What is a Hanukkah Gelt Drop?
What is a Gelt Drop? The Gelt Drop is a newer tradition in the Jewish faith, whereby gelt - usually in the form of chocolate coins wrapped in gold or silver foil, is dropped from a high place (often the top of a fire ladder) in a public place.
Gelt is the Yiddish word for money and, although there were no stories-high fire ladders in ancient times, the tradition of giving money during the holidays foes back centuries. The gift of gelt is also meant to reward and teach children. In the game of dreidel gelt is also used to for making bets and as prize money.
According to Jewish tradition those receiving gelt are supposed to donate a portion of it to charity. In fact the fifth night of Hanukkah - there are eight days in the holiday - focuses on good deeds.
In recent times those of the Jewish faith have held Gelt Drops in public places to encourage the celebration of Hanukkah as not only a symbol of religious significance and reflection, but also one of great joy.

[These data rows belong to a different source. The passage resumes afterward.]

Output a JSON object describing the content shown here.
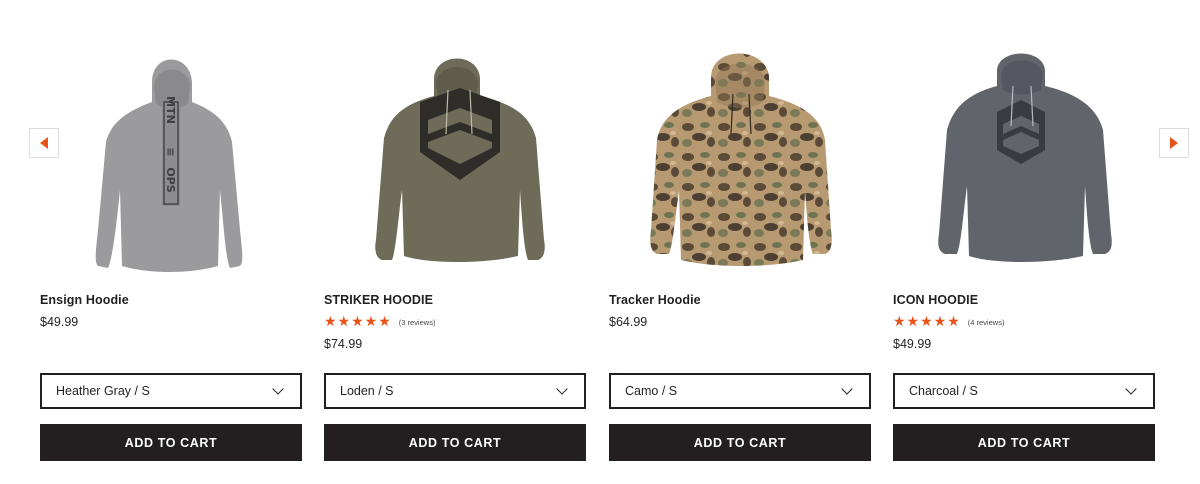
{
  "products": [
    {
      "title": "Ensign Hoodie",
      "price": "$49.99",
      "variant": "Heather Gray / S",
      "cta": "ADD TO CART",
      "image_icon": "heather-gray-hoodie-back",
      "color": "#9b9b9d"
    },
    {
      "title": "STRIKER HOODIE",
      "stars": "★★★★★",
      "rating": 5,
      "reviews": "(3 reviews)",
      "price": "$74.99",
      "variant": "Loden / S",
      "cta": "ADD TO CART",
      "image_icon": "loden-hoodie-front",
      "color": "#6e6b59"
    },
    {
      "title": "Tracker Hoodie",
      "price": "$64.99",
      "variant": "Camo / S",
      "cta": "ADD TO CART",
      "image_icon": "camo-hoodie-front",
      "color": "#a88a64"
    },
    {
      "title": "ICON HOODIE",
      "stars": "★★★★★",
      "rating": 5,
      "reviews": "(4 reviews)",
      "price": "$49.99",
      "variant": "Charcoal / S",
      "cta": "ADD TO CART",
      "image_icon": "charcoal-hoodie-front",
      "color": "#62646c"
    }
  ],
  "nav": {
    "prev_icon": "chevron-left-icon",
    "next_icon": "chevron-right-icon",
    "accent": "#e8531b"
  },
  "theme": {
    "button_bg": "#231f20",
    "text": "#231f20",
    "star": "#e8531b"
  }
}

In this way, some say, there can be an association with the same type of fun with which Christmas is regarded. Celebrants of Christmas have also given chocolate coins for centuries, with coins wrapped in paper, tins, and eventually foil.

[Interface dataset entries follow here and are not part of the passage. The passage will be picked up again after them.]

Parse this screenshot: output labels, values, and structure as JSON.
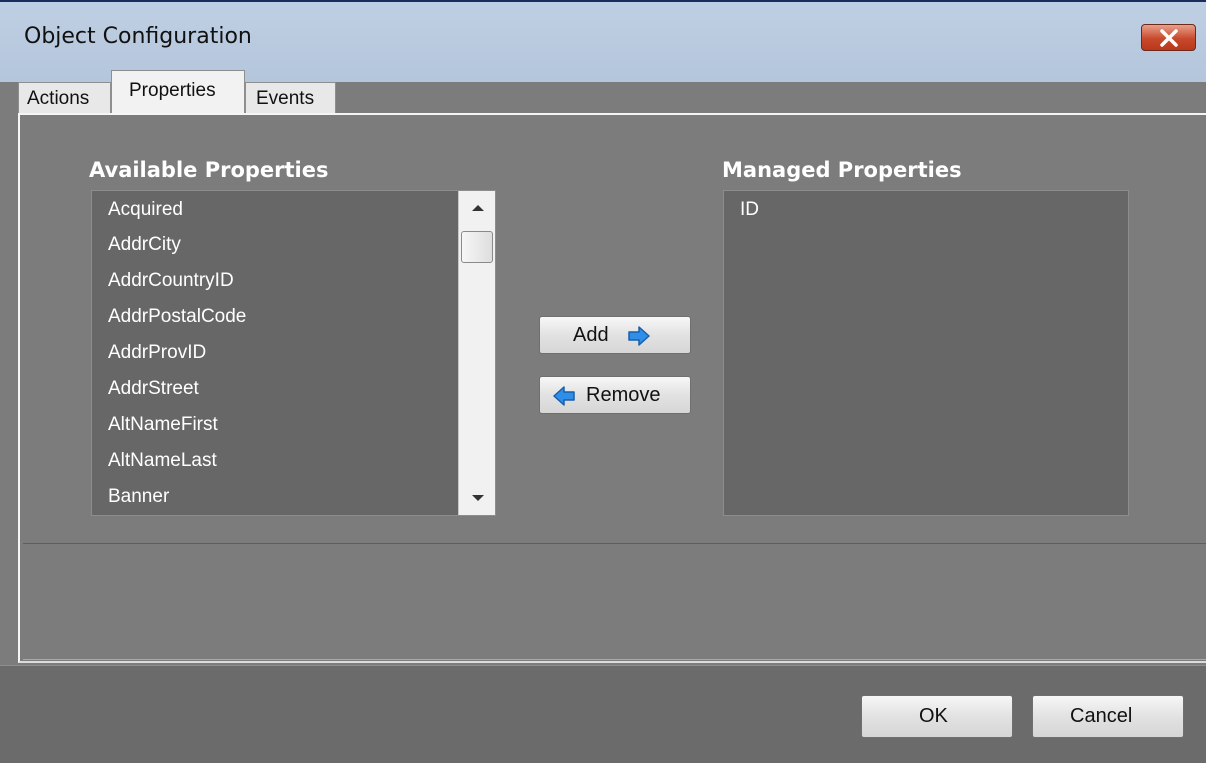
{
  "window": {
    "title": "Object Configuration"
  },
  "tabs": [
    {
      "label": "Actions",
      "active": false
    },
    {
      "label": "Properties",
      "active": true
    },
    {
      "label": "Events",
      "active": false
    }
  ],
  "available": {
    "label": "Available Properties",
    "items": [
      "Acquired",
      "AddrCity",
      "AddrCountryID",
      "AddrPostalCode",
      "AddrProvID",
      "AddrStreet",
      "AltNameFirst",
      "AltNameLast",
      "Banner"
    ]
  },
  "managed": {
    "label": "Managed Properties",
    "items": [
      "ID"
    ]
  },
  "buttons": {
    "add": "Add",
    "remove": "Remove",
    "ok": "OK",
    "cancel": "Cancel"
  },
  "icons": {
    "add": "arrow-right-icon",
    "remove": "arrow-left-icon",
    "close": "close-icon"
  },
  "colors": {
    "arrow": "#2f8fe8",
    "close": "#c8492c"
  }
}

Gelt Drops are becoming more and more popular around the world. In the United States local fire departments have participated in the drops in an effort to promote a sense of community and tolerance.

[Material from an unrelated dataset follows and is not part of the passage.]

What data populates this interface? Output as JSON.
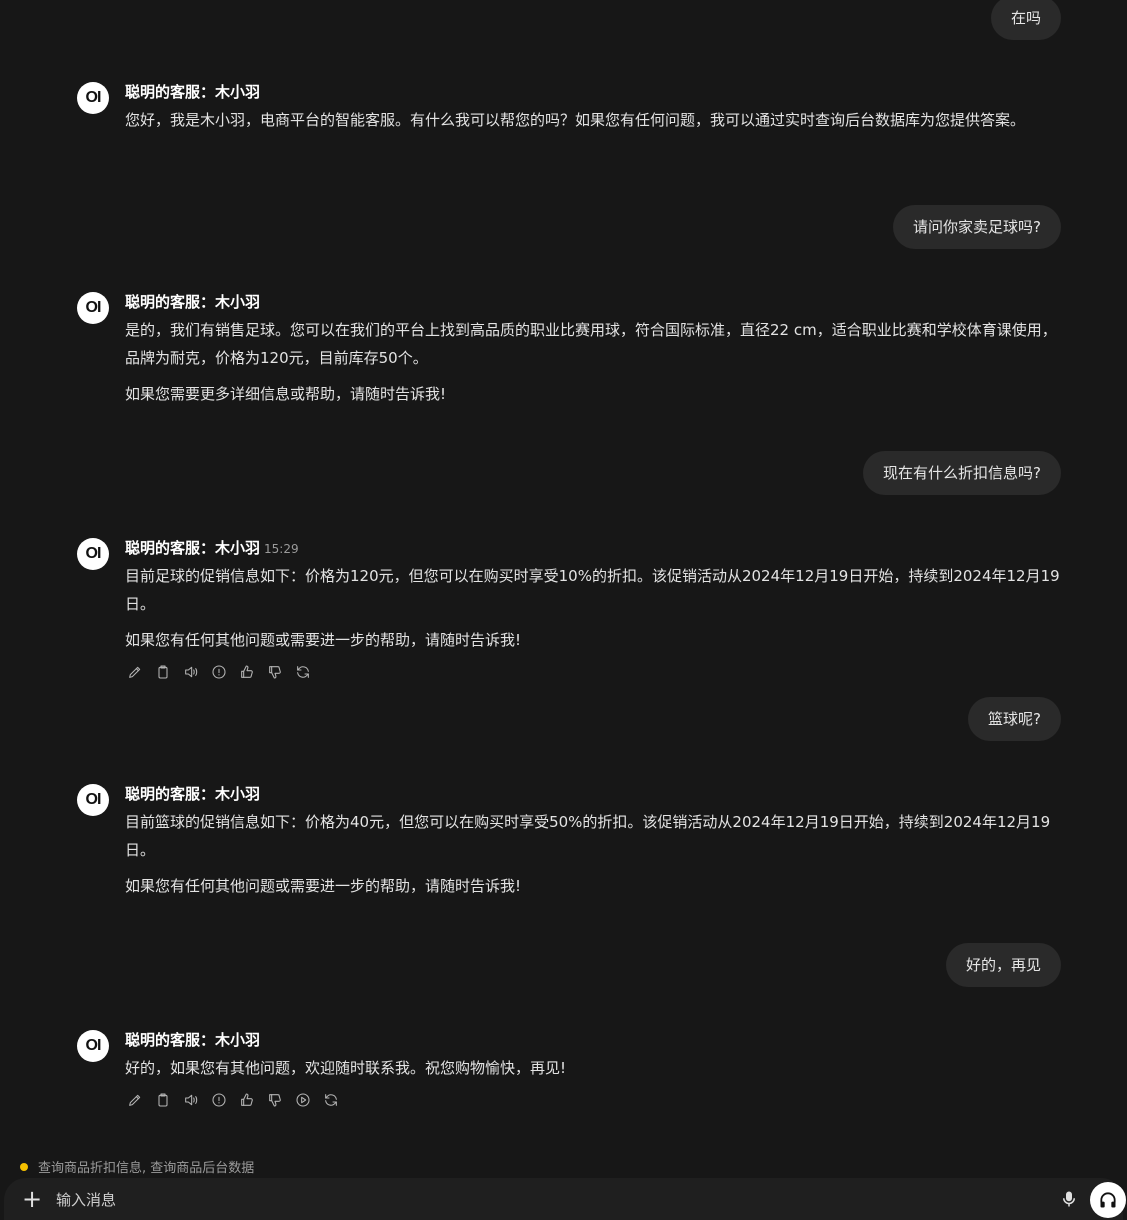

Foil-wrapped coins are also used to celebrate the Chinese New Year.